0 Replies Latest reply on Sep 19, 2006 5:23 AM by Methlor Gor

    Dynamic Functions & Internet Explorer - Not Working

    Methlor Gor Level 1
      I've created an application that uses a virtual playhead. The virutal timeline consists of an array populated with functions. Buttons that directly call a specific function (e.g. Play, or End) work fine in I.E., but buttons that call a dynamic function (e.g. Previous or Next) do not work in I.E.


      The programmer goes in and manipulates a blank Object called “Stages” by adding properties entitled:

      stage1, stage2, stage3, (etc . . . ), finalStage, and fullPlay

      Each of these stages is assigned a function. All of the properties of Object “Stages” are then parsed into an array called “stageArray.” In this manner, I am able to populate an array with functions.

      The program works fine when I directly call a function in the manner below:

      myButton.onRelease = function() {

      Stages.stage1();
      //The function executes as expected
      }

      The problem occurs in IE when I try to dynamically call a function. Dynamic function calls work fine in Flash Player, Firefox, et al . . .

      currentPlay = 0;
      var theFunction = stageArray[currentPlay];
      this[theFunction].call();

      I hope this is enough for you to work with. I’ve attached a copy of the relevant code. Thank you again for looking at this with me.

      //CODE

      //Declare variables used in Virtual Playhead
      var completePlay:Object = new Object();
      var currentPlay:Object = new Object();

      /********** VIRTUAL PLAYHEAD CONTROLS**********/
      //This code works – it directly references a function
      PlayBar.Rewind_btn.onRelease = function() {
      Stages.stage1(); //Direct reference of function
      currentPlay = 0; //Resets playhead to zero
      }

      //This code does not function – it dynamically references a function
      PlayBar.Previous_btn.onRelease = function() {
      currentPlay -= 1; //Subtracts 1 from “currentPlay”
      var theFunction = stageArray[currentPlay].toString();
      Stages[theFunction].call();
      }

      //Again, this works since it directly references a function
      PlayBar.Play_btn.onRelease = function() {
      Stages.fullPlay();
      }


      PlayBar.Next_btn.onRelease = function() {

      currentPlay += 1; //Adds one to currentPlay
      var theFunction = stageArray[currentPlay];
      Lesson.Stages[theFunction].call();
      }

      //Again, this works since it directly references a function
      PlayBar.End_btn.onRelease = function() {
      Stages.finalStage();
      }


      //The playhead itself is an imported file – imported at runtime
      this.onLoad = function() {

      //The following declares the object “Stages” and then various properties are assigned to “Stages”
      //These properties are then declared as functions.
      //The concept is for the object Stages to have any number of functions as defined by the //programmer

      //NOTE: the code below actually exists as a totally separate external file that is imported at //runtime.

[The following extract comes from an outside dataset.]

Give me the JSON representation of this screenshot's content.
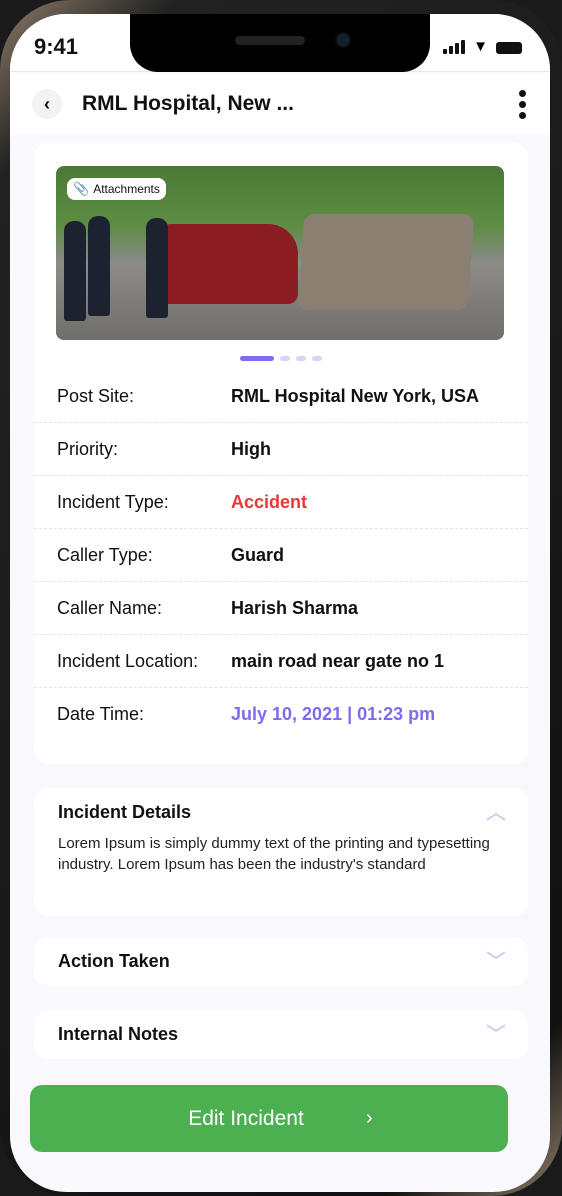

For the purposes of this demonstration, I have included it in the Playhead example

      var Stages:Object = new Object(); //Declare “Stages” Object
      Stages.stage1 = function() { //Property Function of Stages
      //function data
      };

      Stages.stage2 = function() { //Property Function of Stages
      //function data
      };

      Stages.finalStage = function() { //Property Function of Stages
      //function data
      };

      //Function declared to play entire sequence
      Stages.fullPlay = function() { //Property Function of Stages
      substage1 = function () {
      //function data
      };

      substage2 = function () {
      //function data
      };

      subfinalStage = function () {
      //function data
      };

      setTimeout(substage2, 0);
      setTimeout(subfinalStage, 4500);
      };
      }
      //Parses through all of the “Stages” Functions and assigns them to the array "stageArray"
      for ( var i in Lesson.Stages) {
      stageArray.push(i);
      }
      stageArray.reverse(); //Reverses order of stageArray so that it counts up from [0]

      //Removes last function (fullPlay) since it is directly referenced by “Play” button
      //and not part of the “Next” and “Previous” button sequence
      completePlay = stageArray.pop();

      //Set Playhead to zero
      currentPlay = 0;

      //define the variable “theFunction” as a particular item in the array “stageArray”
      var theFunction = stageArray[currentPlay];

      //Use the “call” method to call the “theFunction”
      this[theFunction].call();
      }